The Coastal Convective Interactions Experiment (CCIE): Understanding the role of sea breezes for hailstorm hotspots in Eastern Australia

AMS Citation:
Soderholm, J., H. McGowan, H. Richter, K. Walsh, T. Weckwerth, and M. Coleman, 2016: The Coastal Convective Interactions Experiment (CCIE): Understanding the role of sea breezes for hailstorm hotspots in Eastern Australia. Bulletin of the American Meteorological Society, 97, 1687-1698, doi:10.1175/BAMS-D-14-00212.1.
Resource Type:article
Title:The Coastal Convective Interactions Experiment (CCIE): Understanding the role of sea breezes for hailstorm hotspots in Eastern Australia
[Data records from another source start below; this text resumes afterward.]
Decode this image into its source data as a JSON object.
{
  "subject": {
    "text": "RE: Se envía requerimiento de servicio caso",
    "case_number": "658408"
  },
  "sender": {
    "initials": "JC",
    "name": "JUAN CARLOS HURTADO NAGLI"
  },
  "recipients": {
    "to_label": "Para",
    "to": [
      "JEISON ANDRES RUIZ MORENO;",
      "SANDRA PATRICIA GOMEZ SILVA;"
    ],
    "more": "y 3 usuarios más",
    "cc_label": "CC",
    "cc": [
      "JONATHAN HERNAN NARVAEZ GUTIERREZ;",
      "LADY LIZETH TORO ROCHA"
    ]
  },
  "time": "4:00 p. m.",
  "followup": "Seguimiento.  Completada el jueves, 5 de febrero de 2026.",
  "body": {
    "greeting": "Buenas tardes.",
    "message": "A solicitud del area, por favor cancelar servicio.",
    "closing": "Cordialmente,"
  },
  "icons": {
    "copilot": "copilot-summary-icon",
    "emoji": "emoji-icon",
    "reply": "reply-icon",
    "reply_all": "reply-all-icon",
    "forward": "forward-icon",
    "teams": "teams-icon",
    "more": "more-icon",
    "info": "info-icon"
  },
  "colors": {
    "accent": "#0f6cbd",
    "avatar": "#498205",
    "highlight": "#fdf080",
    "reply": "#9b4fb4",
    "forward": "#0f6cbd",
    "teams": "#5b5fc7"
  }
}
Abstract: Thunderstorm-affected communities develop an awareness of "hotspot" regions that historically experience more frequent or intense storm activity across many years. A scientifically based understanding of this localized variability has significant implications for both the public and industry; however, a lack of sufficiently long and robust observational datasets has limited prior research at the mesogamma spatial scale (2-20 km). This is particularly true for coastal environments, where hotspot activity has been documented in very few locales (e.g., Florida, southern Appalachian coastal plains, and the Iberian Peninsula), despite 45% of the global population living within 150 km of the coast. The Coastal Convective Interactions Experiment (CCIE) focuses on quantifying hailstorm hotspot activity for the coastal South East Queensland (SEQ) region of Australia and understanding the meteorological conditions that result in the spatial clustering of hailstorm activity. An automated thunderstorm identification and tracking technique applied to 18 years of radar data identifies not only the hailstorm hotpots well known to experienced local forecasters but an apparent link between localized maxima and the presence of sea breeze activity. These climatological findings provided the motivation and guidance for a two-season field campaign to investigate the role of the sea breeze in thunderstorm development. Details of the experiment strategy and equipment specifications are presented alongside preliminary results. Significant complexities were observed within sea-breeze and thunderstorms circulations, limiting the application of standard concepts for idealized gravity current interactions. Furthermore, a multi-instrument case study of a sea-breeze-thunderstorm cold pool interaction identifies the comparatively low sea-breeze buoyancy as the primary contributor toward inhibiting new convective initiation, despite the vorticity balance argument favoring deeper updrafts.
Peer Review:Refereed
Copyright Information:Copyright 2016 American Meteorological Society (AMS). Permission to use figures, tables, and brief excerpts from this work in scientific and educational works is hereby granted provided that the source is acknowledged. Any use of material in this work that is determined to be "fair use" under Section 107 or that satisfies the conditions specified in Section 108 of the U.S. Copyright Law (17 USC, as revised by P.L. 94-553) does not require the Society's permission. Republication, systematic reproduction, posting in electronic form on servers, or other uses of this material, except as exempted by the above statements, requires written permission or license from the AMS. Additional details are provided in the AMS Copyright Policies, available from the AMS at 617-227-2425 or Permission to place a copy of this work on this server has been provided by the AMS. The AMS does not guarantee that the copy provided here is an accurate copy of the published work.
OpenSky citable URL: ark:/85065/d7s75j23
Publisher's Version: 10.1175/BAMS-D-14-00212.1
  • Joshua Soderholm
  • Hamish McGowan
  • Harald Richter
  • Kevin Walsh
  • Tammy Weckwerth - NCAR/UCAR
  • Matthew Coleman
  • Random Profile


    Recent & Upcoming Visitors